┌──

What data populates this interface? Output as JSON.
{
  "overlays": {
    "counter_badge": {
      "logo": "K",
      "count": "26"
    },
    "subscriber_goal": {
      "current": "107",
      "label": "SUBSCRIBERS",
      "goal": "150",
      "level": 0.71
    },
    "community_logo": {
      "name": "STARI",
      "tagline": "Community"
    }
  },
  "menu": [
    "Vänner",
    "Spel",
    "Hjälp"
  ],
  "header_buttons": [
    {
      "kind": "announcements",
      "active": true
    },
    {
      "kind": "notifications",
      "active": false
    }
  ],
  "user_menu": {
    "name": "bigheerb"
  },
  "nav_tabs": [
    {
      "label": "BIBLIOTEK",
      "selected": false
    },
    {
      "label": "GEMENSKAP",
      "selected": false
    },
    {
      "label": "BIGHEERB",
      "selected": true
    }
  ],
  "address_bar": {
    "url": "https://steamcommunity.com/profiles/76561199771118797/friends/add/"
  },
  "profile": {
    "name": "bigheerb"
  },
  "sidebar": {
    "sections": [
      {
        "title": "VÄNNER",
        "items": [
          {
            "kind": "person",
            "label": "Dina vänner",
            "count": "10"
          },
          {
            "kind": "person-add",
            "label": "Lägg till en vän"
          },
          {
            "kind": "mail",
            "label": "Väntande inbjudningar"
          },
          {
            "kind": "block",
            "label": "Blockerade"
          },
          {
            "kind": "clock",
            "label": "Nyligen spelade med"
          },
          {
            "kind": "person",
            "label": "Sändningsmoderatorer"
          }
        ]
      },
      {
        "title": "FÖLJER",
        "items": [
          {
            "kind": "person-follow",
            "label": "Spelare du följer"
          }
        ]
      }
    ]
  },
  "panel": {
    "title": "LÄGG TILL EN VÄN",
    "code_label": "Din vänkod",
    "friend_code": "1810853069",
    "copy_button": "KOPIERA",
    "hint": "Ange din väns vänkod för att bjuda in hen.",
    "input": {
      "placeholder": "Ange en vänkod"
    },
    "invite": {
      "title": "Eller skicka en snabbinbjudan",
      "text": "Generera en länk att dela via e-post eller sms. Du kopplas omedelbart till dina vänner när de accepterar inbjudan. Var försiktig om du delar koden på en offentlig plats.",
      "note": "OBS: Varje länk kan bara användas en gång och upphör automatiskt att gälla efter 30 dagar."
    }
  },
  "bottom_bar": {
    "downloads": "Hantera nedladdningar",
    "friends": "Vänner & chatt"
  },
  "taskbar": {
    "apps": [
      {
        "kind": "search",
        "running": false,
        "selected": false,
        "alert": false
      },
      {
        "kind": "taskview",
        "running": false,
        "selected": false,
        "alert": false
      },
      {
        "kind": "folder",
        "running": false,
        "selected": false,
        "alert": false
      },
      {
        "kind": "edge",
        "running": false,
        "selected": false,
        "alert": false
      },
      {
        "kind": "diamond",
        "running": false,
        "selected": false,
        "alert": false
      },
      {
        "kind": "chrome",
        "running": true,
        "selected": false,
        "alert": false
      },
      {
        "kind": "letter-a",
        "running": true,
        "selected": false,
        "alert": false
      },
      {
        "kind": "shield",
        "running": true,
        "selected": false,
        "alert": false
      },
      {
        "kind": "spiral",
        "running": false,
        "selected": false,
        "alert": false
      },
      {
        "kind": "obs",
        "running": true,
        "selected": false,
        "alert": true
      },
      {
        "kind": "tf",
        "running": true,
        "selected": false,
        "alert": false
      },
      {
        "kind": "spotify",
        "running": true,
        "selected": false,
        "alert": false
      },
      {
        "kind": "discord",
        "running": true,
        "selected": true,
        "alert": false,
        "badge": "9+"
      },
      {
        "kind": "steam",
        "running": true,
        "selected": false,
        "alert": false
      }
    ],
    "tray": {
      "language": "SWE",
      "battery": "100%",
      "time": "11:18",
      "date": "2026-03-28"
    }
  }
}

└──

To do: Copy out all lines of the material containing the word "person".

Solution for this task:
            "kind": "person",
            "kind": "person-add",
            "kind": "person",
            "kind": "person-follow",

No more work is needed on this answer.